[[ DATA EXTRACTS, beginning ]]

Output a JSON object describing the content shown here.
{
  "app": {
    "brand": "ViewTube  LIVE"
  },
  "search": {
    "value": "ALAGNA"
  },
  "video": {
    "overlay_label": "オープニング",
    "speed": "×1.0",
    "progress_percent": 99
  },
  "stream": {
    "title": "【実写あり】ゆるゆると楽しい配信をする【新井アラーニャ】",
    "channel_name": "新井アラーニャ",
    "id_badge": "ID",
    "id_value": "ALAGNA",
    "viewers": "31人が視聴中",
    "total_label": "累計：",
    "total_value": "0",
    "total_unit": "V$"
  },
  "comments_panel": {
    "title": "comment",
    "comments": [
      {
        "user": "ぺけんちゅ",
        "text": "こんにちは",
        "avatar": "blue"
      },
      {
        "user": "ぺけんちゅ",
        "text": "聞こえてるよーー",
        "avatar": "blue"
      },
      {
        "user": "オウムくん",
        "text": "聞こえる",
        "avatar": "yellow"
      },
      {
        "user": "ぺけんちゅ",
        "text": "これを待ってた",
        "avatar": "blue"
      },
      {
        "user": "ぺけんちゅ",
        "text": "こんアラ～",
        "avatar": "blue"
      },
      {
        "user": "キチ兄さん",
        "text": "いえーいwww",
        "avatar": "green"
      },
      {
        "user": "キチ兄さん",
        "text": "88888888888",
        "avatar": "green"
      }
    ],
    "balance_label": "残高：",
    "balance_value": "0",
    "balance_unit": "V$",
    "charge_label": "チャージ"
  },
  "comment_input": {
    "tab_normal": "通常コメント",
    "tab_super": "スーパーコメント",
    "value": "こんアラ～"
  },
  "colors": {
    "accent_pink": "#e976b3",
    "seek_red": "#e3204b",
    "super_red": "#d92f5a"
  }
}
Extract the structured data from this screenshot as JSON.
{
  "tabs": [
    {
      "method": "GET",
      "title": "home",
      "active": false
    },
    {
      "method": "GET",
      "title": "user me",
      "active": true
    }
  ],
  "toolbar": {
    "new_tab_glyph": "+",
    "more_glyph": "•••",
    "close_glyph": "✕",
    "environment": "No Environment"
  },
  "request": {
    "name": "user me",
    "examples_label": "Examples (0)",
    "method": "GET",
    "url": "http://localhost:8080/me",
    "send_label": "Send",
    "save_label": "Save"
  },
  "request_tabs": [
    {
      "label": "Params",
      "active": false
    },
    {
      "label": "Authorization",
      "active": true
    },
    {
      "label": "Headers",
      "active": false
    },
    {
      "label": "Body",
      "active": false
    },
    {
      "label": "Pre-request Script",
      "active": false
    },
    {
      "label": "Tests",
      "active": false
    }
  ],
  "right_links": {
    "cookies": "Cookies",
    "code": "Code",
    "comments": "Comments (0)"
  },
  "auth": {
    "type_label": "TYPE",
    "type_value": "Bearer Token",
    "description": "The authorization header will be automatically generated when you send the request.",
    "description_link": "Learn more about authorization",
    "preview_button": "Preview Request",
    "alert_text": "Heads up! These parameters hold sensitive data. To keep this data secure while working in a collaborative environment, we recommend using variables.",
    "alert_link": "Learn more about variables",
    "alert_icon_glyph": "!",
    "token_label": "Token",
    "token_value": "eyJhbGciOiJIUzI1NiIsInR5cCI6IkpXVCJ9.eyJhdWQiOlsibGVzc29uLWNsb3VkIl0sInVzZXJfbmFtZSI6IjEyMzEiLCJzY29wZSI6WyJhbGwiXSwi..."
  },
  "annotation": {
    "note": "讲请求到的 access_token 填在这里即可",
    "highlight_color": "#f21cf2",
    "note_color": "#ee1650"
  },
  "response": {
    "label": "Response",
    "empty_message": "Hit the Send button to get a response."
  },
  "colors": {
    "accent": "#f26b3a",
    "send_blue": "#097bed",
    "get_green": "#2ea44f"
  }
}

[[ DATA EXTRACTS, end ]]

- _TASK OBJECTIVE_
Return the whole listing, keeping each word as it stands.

- _TASK ANSWER_
Output a JSON object describing the content shown here.
{
  "app": {
    "brand": "ViewTube  LIVE"
  },
  "search": {
    "value": "ALAGNA"
  },
  "video": {
    "overlay_label": "オープニング",
    "speed": "×1.0",
    "progress_percent": 99
  },
  "stream": {
    "title": "【実写あり】ゆるゆると楽しい配信をする【新井アラーニャ】",
    "channel_name": "新井アラーニャ",
    "id_badge": "ID",
    "id_value": "ALAGNA",
    "viewers": "31人が視聴中",
    "total_label": "累計：",
    "total_value": "0",
    "total_unit": "V$"
  },
  "comments_panel": {
    "title": "comment",
    "comments": [
      {
        "user": "ぺけんちゅ",
        "text": "こんにちは",
        "avatar": "blue"
      },
      {
        "user": "ぺけんちゅ",
        "text": "聞こえてるよーー",
        "avatar": "blue"
      },
      {
        "user": "オウムくん",
        "text": "聞こえる",
        "avatar": "yellow"
      },
      {
        "user": "ぺけんちゅ",
        "text": "これを待ってた",
        "avatar": "blue"
      },
      {
        "user": "ぺけんちゅ",
        "text": "こんアラ～",
        "avatar": "blue"
      },
      {
        "user": "キチ兄さん",
        "text": "いえーいwww",
        "avatar": "green"
      },
      {
        "user": "キチ兄さん",
        "text": "88888888888",
        "avatar": "green"
      }
    ],
    "balance_label": "残高：",
    "balance_value": "0",
    "balance_unit": "V$",
    "charge_label": "チャージ"
  },
  "comment_input": {
    "tab_normal": "通常コメント",
    "tab_super": "スーパーコメント",
    "value": "こんアラ～"
  },
  "colors": {
    "accent_pink": "#e976b3",
    "seek_red": "#e3204b",
    "super_red": "#d92f5a"
  }
}
Extract the structured data from this screenshot as JSON.
{
  "tabs": [
    {
      "method": "GET",
      "title": "home",
      "active": false
    },
    {
      "method": "GET",
      "title": "user me",
      "active": true
    }
  ],
  "toolbar": {
    "new_tab_glyph": "+",
    "more_glyph": "•••",
    "close_glyph": "✕",
    "environment": "No Environment"
  },
  "request": {
    "name": "user me",
    "examples_label": "Examples (0)",
    "method": "GET",
    "url": "http://localhost:8080/me",
    "send_label": "Send",
    "save_label": "Save"
  },
  "request_tabs": [
    {
      "label": "Params",
      "active": false
    },
    {
      "label": "Authorization",
      "active": true
    },
    {
      "label": "Headers",
      "active": false
    },
    {
      "label": "Body",
      "active": false
    },
    {
      "label": "Pre-request Script",
      "active": false
    },
    {
      "label": "Tests",
      "active": false
    }
  ],
  "right_links": {
    "cookies": "Cookies",
    "code": "Code",
    "comments": "Comments (0)"
  },
  "auth": {
    "type_label": "TYPE",
    "type_value": "Bearer Token",
    "description": "The authorization header will be automatically generated when you send the request.",
    "description_link": "Learn more about authorization",
    "preview_button": "Preview Request",
    "alert_text": "Heads up! These parameters hold sensitive data. To keep this data secure while working in a collaborative environment, we recommend using variables.",
    "alert_link": "Learn more about variables",
    "alert_icon_glyph": "!",
    "token_label": "Token",
    "token_value": "eyJhbGciOiJIUzI1NiIsInR5cCI6IkpXVCJ9.eyJhdWQiOlsibGVzc29uLWNsb3VkIl0sInVzZXJfbmFtZSI6IjEyMzEiLCJzY29wZSI6WyJhbGwiXSwi..."
  },
  "annotation": {
    "note": "讲请求到的 access_token 填在这里即可",
    "highlight_color": "#f21cf2",
    "note_color": "#ee1650"
  },
  "response": {
    "label": "Response",
    "empty_message": "Hit the Send button to get a response."
  },
  "colors": {
    "accent": "#f26b3a",
    "send_blue": "#097bed",
    "get_green": "#2ea44f"
  }
}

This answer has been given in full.